Cassville tackles intermediate building flood repairs
Dusty Reid: 'It is our hope that insurance and FEMA will both be a part of the solution'
Repairs of the fifth-grade classrooms on the lower level of Cassville's intermediate school, which were damaged last December when three inches of flood waters flowed through the building, are set to begin.
After the flooding, which occurred over the holiday break when classes were not in session, the district immediately began pumping water out and running fans and dehumidifiers to dry the area out.
After 11 inches of rain accumulated in the area over a three-day period, flood waters made its way into the building, damaging about 50 percent of the basement area including the flooring in six classrooms, three supplemental classrooms, the hallway, furniture, bookcases, and miscellaneous equipment, a nurse's office, two bathrooms and storage closets.

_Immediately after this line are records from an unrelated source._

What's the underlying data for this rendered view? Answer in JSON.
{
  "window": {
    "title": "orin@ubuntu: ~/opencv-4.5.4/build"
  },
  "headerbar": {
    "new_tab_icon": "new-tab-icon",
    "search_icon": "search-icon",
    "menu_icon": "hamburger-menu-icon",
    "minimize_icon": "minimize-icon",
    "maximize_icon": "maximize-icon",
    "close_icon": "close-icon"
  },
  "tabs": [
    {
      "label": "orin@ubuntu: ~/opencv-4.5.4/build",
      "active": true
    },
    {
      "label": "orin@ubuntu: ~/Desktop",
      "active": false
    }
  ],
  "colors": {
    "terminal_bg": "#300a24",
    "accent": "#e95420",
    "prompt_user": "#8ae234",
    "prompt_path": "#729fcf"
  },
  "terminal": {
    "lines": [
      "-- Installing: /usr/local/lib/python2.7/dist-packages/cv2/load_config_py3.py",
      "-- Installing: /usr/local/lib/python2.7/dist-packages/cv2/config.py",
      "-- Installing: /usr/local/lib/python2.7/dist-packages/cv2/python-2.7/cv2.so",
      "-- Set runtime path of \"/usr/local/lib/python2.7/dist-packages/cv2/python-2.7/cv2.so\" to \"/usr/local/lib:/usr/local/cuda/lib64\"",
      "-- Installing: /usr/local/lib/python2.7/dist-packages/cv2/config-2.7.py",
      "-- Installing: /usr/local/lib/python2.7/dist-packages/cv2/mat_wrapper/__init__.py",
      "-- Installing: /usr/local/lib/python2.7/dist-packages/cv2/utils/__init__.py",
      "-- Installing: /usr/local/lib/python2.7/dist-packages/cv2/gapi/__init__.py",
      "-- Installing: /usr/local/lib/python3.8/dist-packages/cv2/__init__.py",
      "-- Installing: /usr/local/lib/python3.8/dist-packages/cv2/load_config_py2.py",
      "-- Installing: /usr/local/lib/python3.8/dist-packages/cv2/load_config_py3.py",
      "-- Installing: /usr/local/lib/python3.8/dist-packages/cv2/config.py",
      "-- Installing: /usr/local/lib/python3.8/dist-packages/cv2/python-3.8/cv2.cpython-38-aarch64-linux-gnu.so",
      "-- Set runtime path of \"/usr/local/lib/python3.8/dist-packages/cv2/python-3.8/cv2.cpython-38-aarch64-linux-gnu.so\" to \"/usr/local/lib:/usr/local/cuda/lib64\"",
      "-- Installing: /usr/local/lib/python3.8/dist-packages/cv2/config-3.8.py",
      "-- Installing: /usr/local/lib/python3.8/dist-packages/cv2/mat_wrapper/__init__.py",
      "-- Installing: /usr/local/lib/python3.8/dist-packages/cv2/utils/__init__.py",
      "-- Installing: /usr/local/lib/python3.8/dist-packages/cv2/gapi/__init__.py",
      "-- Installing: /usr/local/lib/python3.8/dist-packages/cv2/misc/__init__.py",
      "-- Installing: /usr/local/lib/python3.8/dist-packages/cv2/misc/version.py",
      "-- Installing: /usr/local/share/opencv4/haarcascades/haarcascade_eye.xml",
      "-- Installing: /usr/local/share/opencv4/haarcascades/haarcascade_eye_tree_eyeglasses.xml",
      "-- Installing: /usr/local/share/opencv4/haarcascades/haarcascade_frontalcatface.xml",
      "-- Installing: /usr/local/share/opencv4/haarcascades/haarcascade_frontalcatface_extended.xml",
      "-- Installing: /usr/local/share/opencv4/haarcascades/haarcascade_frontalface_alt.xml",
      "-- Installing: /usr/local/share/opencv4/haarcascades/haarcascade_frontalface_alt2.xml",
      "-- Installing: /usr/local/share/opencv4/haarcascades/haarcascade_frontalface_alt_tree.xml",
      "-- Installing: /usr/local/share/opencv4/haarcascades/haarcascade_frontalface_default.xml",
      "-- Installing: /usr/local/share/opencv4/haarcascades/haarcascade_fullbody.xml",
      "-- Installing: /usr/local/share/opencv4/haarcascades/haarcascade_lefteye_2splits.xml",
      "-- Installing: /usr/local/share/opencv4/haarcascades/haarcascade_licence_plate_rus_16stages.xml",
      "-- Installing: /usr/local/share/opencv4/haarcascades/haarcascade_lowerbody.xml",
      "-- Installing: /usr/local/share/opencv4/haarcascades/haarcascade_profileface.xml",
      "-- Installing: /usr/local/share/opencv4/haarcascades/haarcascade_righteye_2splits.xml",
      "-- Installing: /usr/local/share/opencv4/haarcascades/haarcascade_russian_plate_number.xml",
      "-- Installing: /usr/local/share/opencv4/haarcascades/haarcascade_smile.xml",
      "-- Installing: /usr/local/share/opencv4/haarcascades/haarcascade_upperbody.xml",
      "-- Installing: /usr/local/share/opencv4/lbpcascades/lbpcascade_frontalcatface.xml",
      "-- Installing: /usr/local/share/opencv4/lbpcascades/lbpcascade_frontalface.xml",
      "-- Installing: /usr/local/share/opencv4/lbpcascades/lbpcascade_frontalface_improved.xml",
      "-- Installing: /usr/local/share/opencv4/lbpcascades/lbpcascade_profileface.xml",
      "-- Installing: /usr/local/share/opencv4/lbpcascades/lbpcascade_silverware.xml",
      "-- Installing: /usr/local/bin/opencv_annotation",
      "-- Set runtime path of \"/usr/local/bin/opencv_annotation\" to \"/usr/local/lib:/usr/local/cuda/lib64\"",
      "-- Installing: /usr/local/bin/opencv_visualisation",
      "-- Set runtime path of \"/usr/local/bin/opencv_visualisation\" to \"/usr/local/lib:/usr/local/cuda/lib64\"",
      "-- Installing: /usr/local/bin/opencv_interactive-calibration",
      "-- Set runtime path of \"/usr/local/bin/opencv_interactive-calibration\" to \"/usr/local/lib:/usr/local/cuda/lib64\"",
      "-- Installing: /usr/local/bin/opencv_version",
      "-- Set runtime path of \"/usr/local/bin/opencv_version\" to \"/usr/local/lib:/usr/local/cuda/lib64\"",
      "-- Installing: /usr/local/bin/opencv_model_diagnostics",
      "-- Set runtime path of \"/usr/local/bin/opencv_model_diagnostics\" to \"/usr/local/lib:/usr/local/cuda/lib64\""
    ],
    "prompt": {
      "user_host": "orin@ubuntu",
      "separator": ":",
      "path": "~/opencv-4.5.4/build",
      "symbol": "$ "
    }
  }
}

In January, after addressing the challenge of relocating the classrooms, which were temporarily moved to the middle school to avoid an interruption to classes, and refiguring internet access for students, the district began working on a plan of action to make repairs and find a source of funding.
The building, which was built in 2008, has flooded more than more than once, according to Dusty Reid, director of facilities and operations for the district, and the district aims to find out what the problem is, and fix it, so it does not happen again.
"We wanted to wait until school was out to begin repairs, and it takes awhile to put together a game plan," Reid said, who was meeting with FEMA later that day to discuss the repairs and funding. "Our goal is to take our time and do [the job] it right so that we never have flooding in the basement again. I wasn't here when the building was built to know what took place or why it has issues, but our job is to figure out what needs to be done so that we never have water in there again."
The best-case scenario is that the cost of repairs, which came in at $139,573, will be covered by FEMA disaster-relief funds and/or insurance, but waiting on FEMA funds takes time.
The school is not considered to be in the flood plain, but because insurance initially viewed the flood as caused by hydraulic pressure, it was determined to be a non-covered expense.
Reid said the school was meeting with FEMA this week to discuss the repairs and funding.
"It is our hope that insurance and FEMA will both be a part of the solution, but those discussions are ongoing," he said.
The district hired Nabholz Construction, an Arkansas-based company, to complete the repairs. A close second was R.E. Smith Construction, a Joplin-based company, which came in at $141,657.
"We went through a bidding process with a number of construction companies, and not only was Nabholz the lowest bidder, but they are a very well-respected firm, and we are very confident they will do a good job for us," Reid said.
Repairs will be completed in three phases over the summer and part of the fall semester.
Phase one involves removing the concrete slab.
Phase two will involve fixing the water infiltration issue, which includes addressing the drains and pumps.
"In between those phases, engineers will be brought into the process to determine the cause of the problem, including where the water is coming from, and the next steps needed to resolve it," Reid said. "We can't determine what those repairs are until we get the floors out."
Hiring an engineer will be an additional cost on top of Nabholz's fee, which has not yet been determined. But in the long run, it will save the district money by preventing future floodings. The district is working with Anderson Engineering and Kevin Sprenkle, base in Monett.
During phase three, the flooring will be put back in, the walls will be painted, and everything put back together.
After the flooding occurred, Reid said the district's relocation plan for students was handled well.
"We are very fortunate to be able to have those additional classrooms in the middle school," he said. "It's working out very well."
Reid anticipates that the classrooms will be operational again sometime after the fall semester.
"We're going to shoot for January," he said. "We would never move in the middle of semester, so we'll wait for Christmas break or during a break of some sort. A lot of this is dependent on what the engineers find, and how extension the remediation steps are."